## Exercise brief
Below are some records; copy them word for word and drop the pictures.
::::
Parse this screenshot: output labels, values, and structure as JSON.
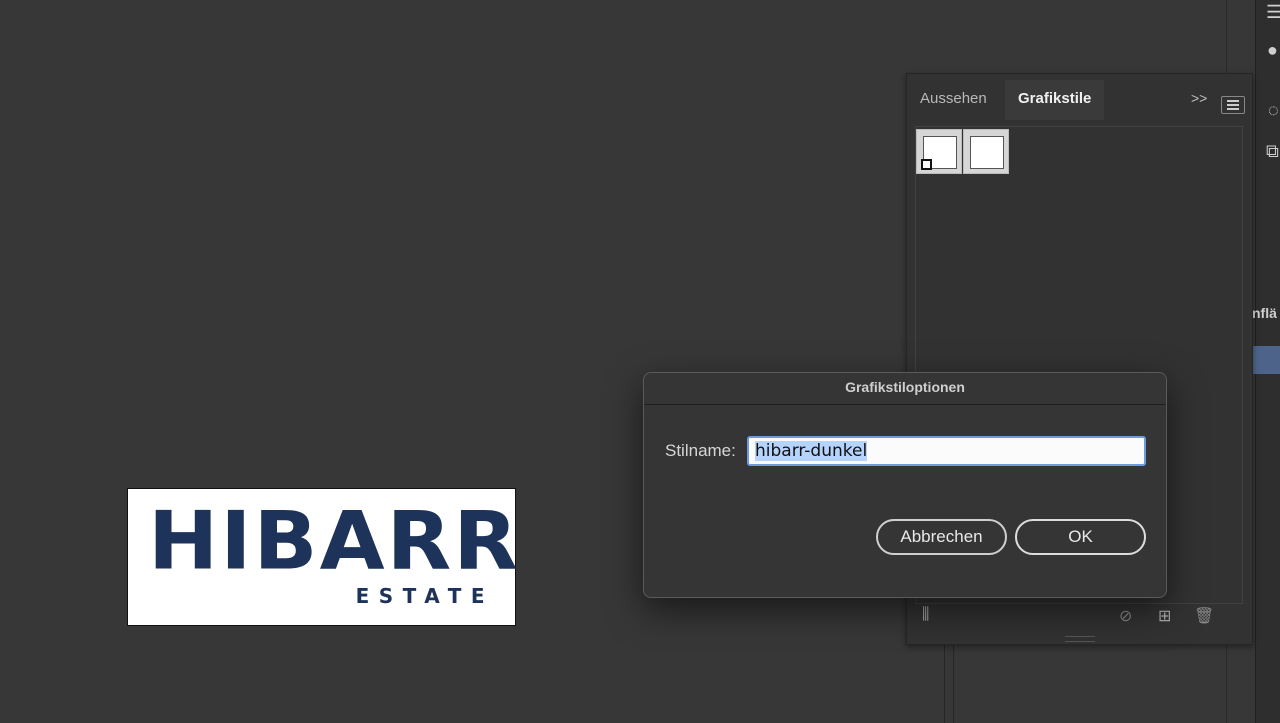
{
  "artboard": {
    "logo_main": "HIBARR",
    "logo_sub": "ESTATE",
    "brand_color": "#1d3359"
  },
  "right_strip": {
    "label": "nflä",
    "icons": [
      "menu-icon",
      "comment-icon",
      "sun-icon",
      "layers-icon"
    ]
  },
  "panel": {
    "tabs": [
      {
        "label": "Aussehen",
        "active": false
      },
      {
        "label": "Grafikstile",
        "active": true
      }
    ],
    "expand_label": ">>",
    "swatches": [
      "graphic-style-default",
      "graphic-style-2"
    ],
    "footer_icons": [
      "library-icon",
      "break-link-icon",
      "new-style-icon",
      "trash-icon"
    ]
  },
  "dialog": {
    "title": "Grafikstiloptionen",
    "field_label": "Stilname:",
    "field_value": "hibarr-dunkel",
    "cancel_label": "Abbrechen",
    "ok_label": "OK"
  },
  "colors": {
    "canvas": "#373737",
    "input_focus": "#6d9be0",
    "selection": "#b5d3fb"
  }
}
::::
## Output of the exercise
Parse this screenshot: output labels, values, and structure as JSON.
{
  "artboard": {
    "logo_main": "HIBARR",
    "logo_sub": "ESTATE",
    "brand_color": "#1d3359"
  },
  "right_strip": {
    "label": "nflä",
    "icons": [
      "menu-icon",
      "comment-icon",
      "sun-icon",
      "layers-icon"
    ]
  },
  "panel": {
    "tabs": [
      {
        "label": "Aussehen",
        "active": false
      },
      {
        "label": "Grafikstile",
        "active": true
      }
    ],
    "expand_label": ">>",
    "swatches": [
      "graphic-style-default",
      "graphic-style-2"
    ],
    "footer_icons": [
      "library-icon",
      "break-link-icon",
      "new-style-icon",
      "trash-icon"
    ]
  },
  "dialog": {
    "title": "Grafikstiloptionen",
    "field_label": "Stilname:",
    "field_value": "hibarr-dunkel",
    "cancel_label": "Abbrechen",
    "ok_label": "OK"
  },
  "colors": {
    "canvas": "#373737",
    "input_focus": "#6d9be0",
    "selection": "#b5d3fb"
  }
}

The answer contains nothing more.